- **Element data from apps and pages**
:::::

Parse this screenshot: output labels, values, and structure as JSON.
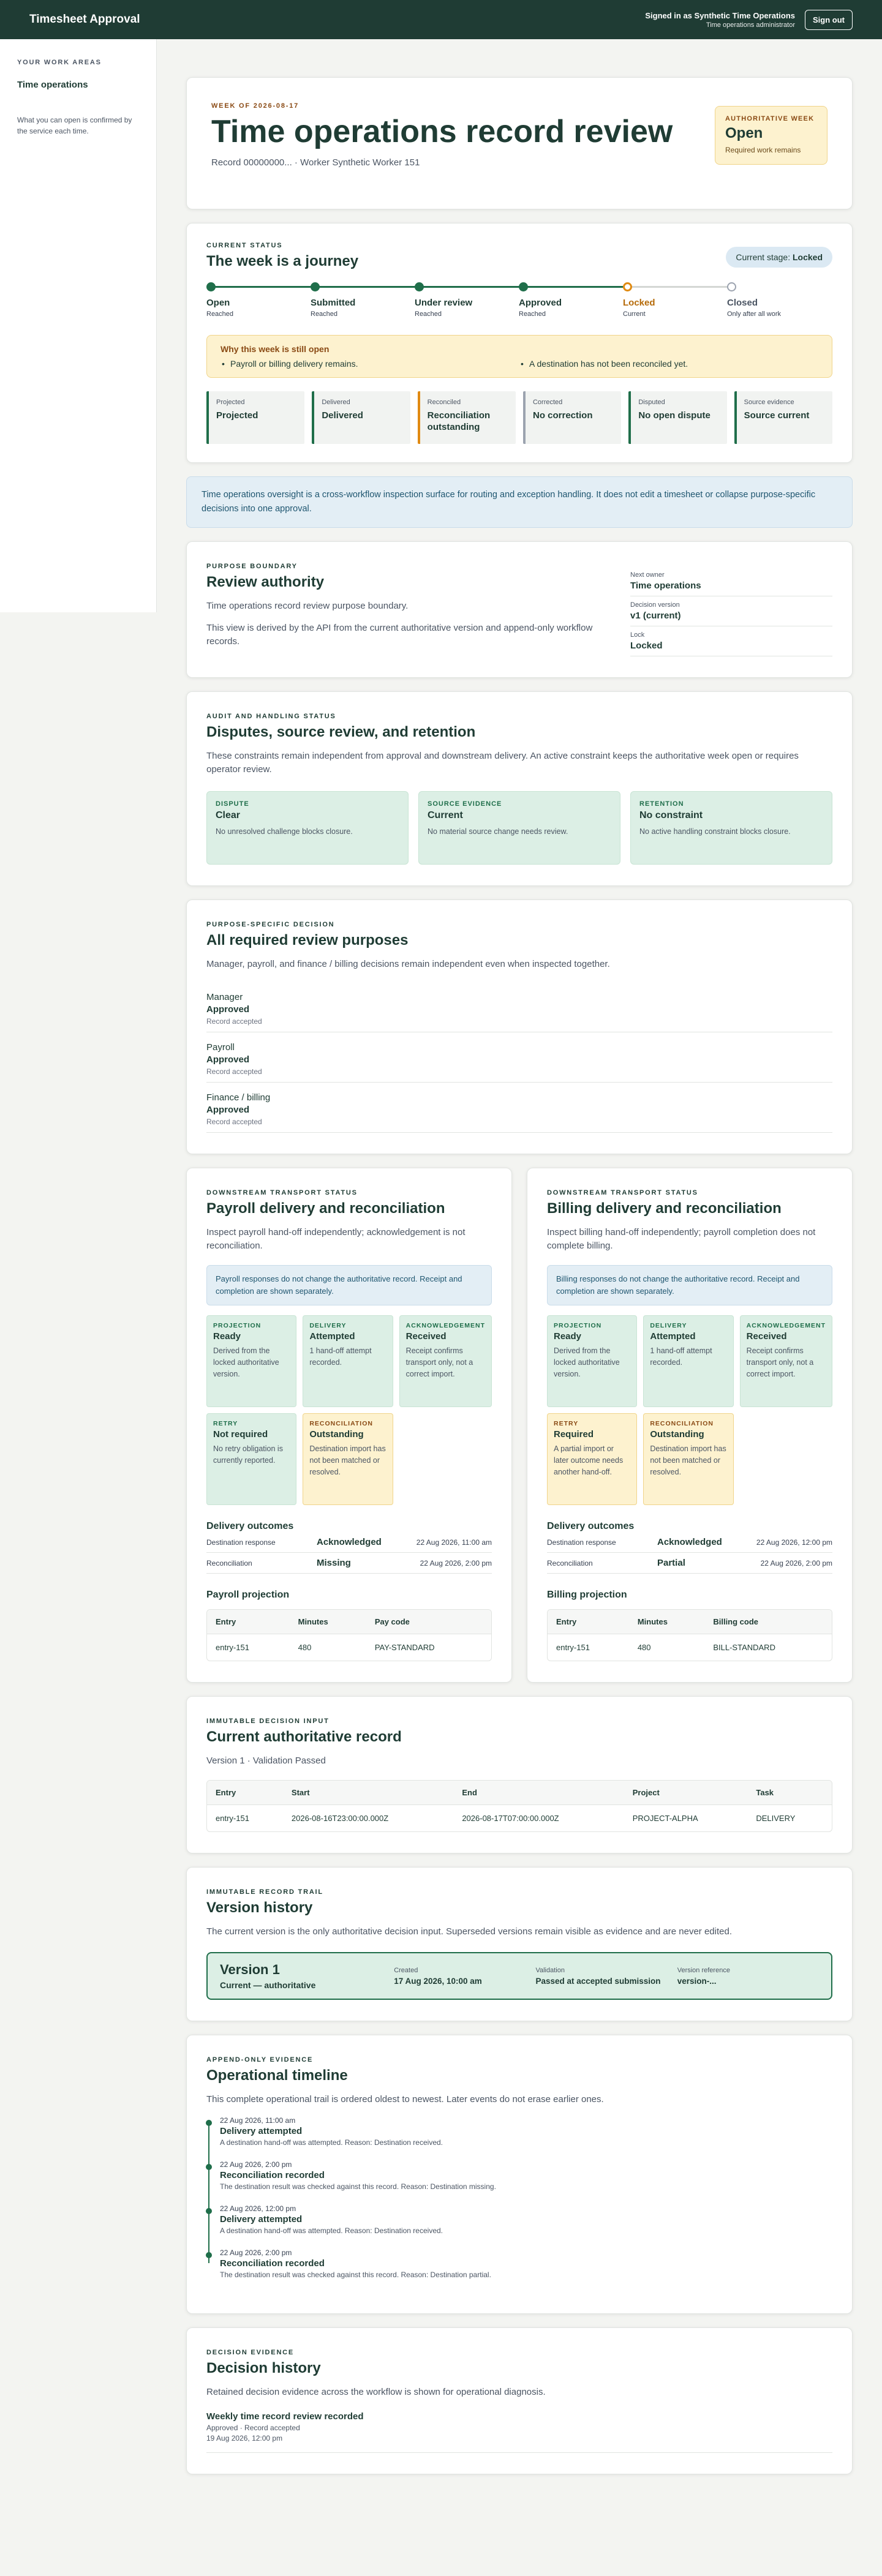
{
  "topbar": {
    "title": "Timesheet Approval",
    "signed_in": "Signed in as Synthetic Time Operations",
    "role": "Time operations administrator",
    "sign_out": "Sign out"
  },
  "sidebar": {
    "heading": "YOUR WORK AREAS",
    "item": "Time operations",
    "note": "What you can open is confirmed by the service each time."
  },
  "hero": {
    "eyebrow": "WEEK OF 2026-08-17",
    "title": "Time operations record review",
    "meta": "Record 00000000... · Worker Synthetic Worker 151",
    "auth_label": "AUTHORITATIVE WEEK",
    "auth_value": "Open",
    "auth_note": "Required work remains"
  },
  "journey": {
    "eyebrow": "CURRENT STATUS",
    "title": "The week is a journey",
    "stage_label": "Current stage:",
    "stage_value": "Locked",
    "steps": [
      {
        "label": "Open",
        "status": "Reached"
      },
      {
        "label": "Submitted",
        "status": "Reached"
      },
      {
        "label": "Under review",
        "status": "Reached"
      },
      {
        "label": "Approved",
        "status": "Reached"
      },
      {
        "label": "Locked",
        "status": "Current"
      },
      {
        "label": "Closed",
        "status": "Only after all work"
      }
    ],
    "still_title": "Why this week is still open",
    "still_items": [
      "Payroll or billing delivery remains.",
      "A destination has not been reconciled yet."
    ],
    "dims": [
      {
        "k": "Projected",
        "v": "Projected"
      },
      {
        "k": "Delivered",
        "v": "Delivered"
      },
      {
        "k": "Reconciled",
        "v": "Reconciliation outstanding"
      },
      {
        "k": "Corrected",
        "v": "No correction"
      },
      {
        "k": "Disputed",
        "v": "No open dispute"
      },
      {
        "k": "Source evidence",
        "v": "Source current"
      }
    ]
  },
  "notice": "Time operations oversight is a cross-workflow inspection surface for routing and exception handling. It does not edit a timesheet or collapse purpose-specific decisions into one approval.",
  "purpose": {
    "eyebrow": "PURPOSE BOUNDARY",
    "title": "Review authority",
    "p1": "Time operations record review purpose boundary.",
    "p2": "This view is derived by the API from the current authoritative version and append-only workflow records.",
    "kv": [
      {
        "k": "Next owner",
        "v": "Time operations"
      },
      {
        "k": "Decision version",
        "v": "v1 (current)"
      },
      {
        "k": "Lock",
        "v": "Locked"
      }
    ]
  },
  "disputes": {
    "eyebrow": "AUDIT AND HANDLING STATUS",
    "title": "Disputes, source review, and retention",
    "p": "These constraints remain independent from approval and downstream delivery. An active constraint keeps the authoritative week open or requires operator review.",
    "boxes": [
      {
        "k": "DISPUTE",
        "v": "Clear",
        "n": "No unresolved challenge blocks closure."
      },
      {
        "k": "SOURCE EVIDENCE",
        "v": "Current",
        "n": "No material source change needs review."
      },
      {
        "k": "RETENTION",
        "v": "No constraint",
        "n": "No active handling constraint blocks closure."
      }
    ]
  },
  "reviews": {
    "eyebrow": "PURPOSE-SPECIFIC DECISION",
    "title": "All required review purposes",
    "p": "Manager, payroll, and finance / billing decisions remain independent even when inspected together.",
    "items": [
      {
        "name": "Manager",
        "status": "Approved",
        "note": "Record accepted"
      },
      {
        "name": "Payroll",
        "status": "Approved",
        "note": "Record accepted"
      },
      {
        "name": "Finance / billing",
        "status": "Approved",
        "note": "Record accepted"
      }
    ]
  },
  "payroll": {
    "eyebrow": "DOWNSTREAM TRANSPORT STATUS",
    "title": "Payroll delivery and reconciliation",
    "p": "Inspect payroll hand-off independently; acknowledgement is not reconciliation.",
    "info": "Payroll responses do not change the authoritative record. Receipt and completion are shown separately.",
    "boxes": [
      {
        "k": "PROJECTION",
        "v": "Ready",
        "n": "Derived from the locked authoritative version."
      },
      {
        "k": "DELIVERY",
        "v": "Attempted",
        "n": "1 hand-off attempt recorded."
      },
      {
        "k": "ACKNOWLEDGEMENT",
        "v": "Received",
        "n": "Receipt confirms transport only, not a correct import."
      },
      {
        "k": "RETRY",
        "v": "Not required",
        "n": "No retry obligation is currently reported."
      },
      {
        "k": "RECONCILIATION",
        "v": "Outstanding",
        "n": "Destination import has not been matched or resolved."
      }
    ],
    "outcomes_title": "Delivery outcomes",
    "outcomes": [
      {
        "a": "Destination response",
        "b": "Acknowledged",
        "c": "22 Aug 2026, 11:00 am"
      },
      {
        "a": "Reconciliation",
        "b": "Missing",
        "c": "22 Aug 2026, 2:00 pm"
      }
    ],
    "proj_title": "Payroll projection",
    "cols": [
      "Entry",
      "Minutes",
      "Pay code"
    ],
    "rows": [
      [
        "entry-151",
        "480",
        "PAY-STANDARD"
      ]
    ]
  },
  "billing": {
    "eyebrow": "DOWNSTREAM TRANSPORT STATUS",
    "title": "Billing delivery and reconciliation",
    "p": "Inspect billing hand-off independently; payroll completion does not complete billing.",
    "info": "Billing responses do not change the authoritative record. Receipt and completion are shown separately.",
    "boxes": [
      {
        "k": "PROJECTION",
        "v": "Ready",
        "n": "Derived from the locked authoritative version."
      },
      {
        "k": "DELIVERY",
        "v": "Attempted",
        "n": "1 hand-off attempt recorded."
      },
      {
        "k": "ACKNOWLEDGEMENT",
        "v": "Received",
        "n": "Receipt confirms transport only, not a correct import."
      },
      {
        "k": "RETRY",
        "v": "Required",
        "n": "A partial import or later outcome needs another hand-off."
      },
      {
        "k": "RECONCILIATION",
        "v": "Outstanding",
        "n": "Destination import has not been matched or resolved."
      }
    ],
    "outcomes_title": "Delivery outcomes",
    "outcomes": [
      {
        "a": "Destination response",
        "b": "Acknowledged",
        "c": "22 Aug 2026, 12:00 pm"
      },
      {
        "a": "Reconciliation",
        "b": "Partial",
        "c": "22 Aug 2026, 2:00 pm"
      }
    ],
    "proj_title": "Billing projection",
    "cols": [
      "Entry",
      "Minutes",
      "Billing code"
    ],
    "rows": [
      [
        "entry-151",
        "480",
        "BILL-STANDARD"
      ]
    ]
  },
  "record": {
    "eyebrow": "IMMUTABLE DECISION INPUT",
    "title": "Current authoritative record",
    "p": "Version 1 · Validation Passed",
    "cols": [
      "Entry",
      "Start",
      "End",
      "Project",
      "Task"
    ],
    "rows": [
      [
        "entry-151",
        "2026-08-16T23:00:00.000Z",
        "2026-08-17T07:00:00.000Z",
        "PROJECT-ALPHA",
        "DELIVERY"
      ]
    ]
  },
  "version": {
    "eyebrow": "IMMUTABLE RECORD TRAIL",
    "title": "Version history",
    "p": "The current version is the only authoritative decision input. Superseded versions remain visible as evidence and are never edited.",
    "name": "Version 1",
    "state": "Current — authoritative",
    "cols": [
      {
        "k": "Created",
        "v": "17 Aug 2026, 10:00 am"
      },
      {
        "k": "Validation",
        "v": "Passed at accepted submission"
      },
      {
        "k": "Version reference",
        "v": "version-..."
      }
    ]
  },
  "timeline": {
    "eyebrow": "APPEND-ONLY EVIDENCE",
    "title": "Operational timeline",
    "p": "This complete operational trail is ordered oldest to newest. Later events do not erase earlier ones.",
    "events": [
      {
        "ts": "22 Aug 2026, 11:00 am",
        "title": "Delivery attempted",
        "desc": "A destination hand-off was attempted. Reason: Destination received."
      },
      {
        "ts": "22 Aug 2026, 2:00 pm",
        "title": "Reconciliation recorded",
        "desc": "The destination result was checked against this record. Reason: Destination missing."
      },
      {
        "ts": "22 Aug 2026, 12:00 pm",
        "title": "Delivery attempted",
        "desc": "A destination hand-off was attempted. Reason: Destination received."
      },
      {
        "ts": "22 Aug 2026, 2:00 pm",
        "title": "Reconciliation recorded",
        "desc": "The destination result was checked against this record. Reason: Destination partial."
      }
    ]
  },
  "decisions": {
    "eyebrow": "DECISION EVIDENCE",
    "title": "Decision history",
    "p": "Retained decision evidence across the workflow is shown for operational diagnosis.",
    "item_title": "Weekly time record review recorded",
    "item_status": "Approved · Record accepted",
    "item_time": "19 Aug 2026, 12:00 pm"
  }
}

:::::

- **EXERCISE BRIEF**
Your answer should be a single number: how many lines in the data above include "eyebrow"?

- **ANSWER SECTION**
11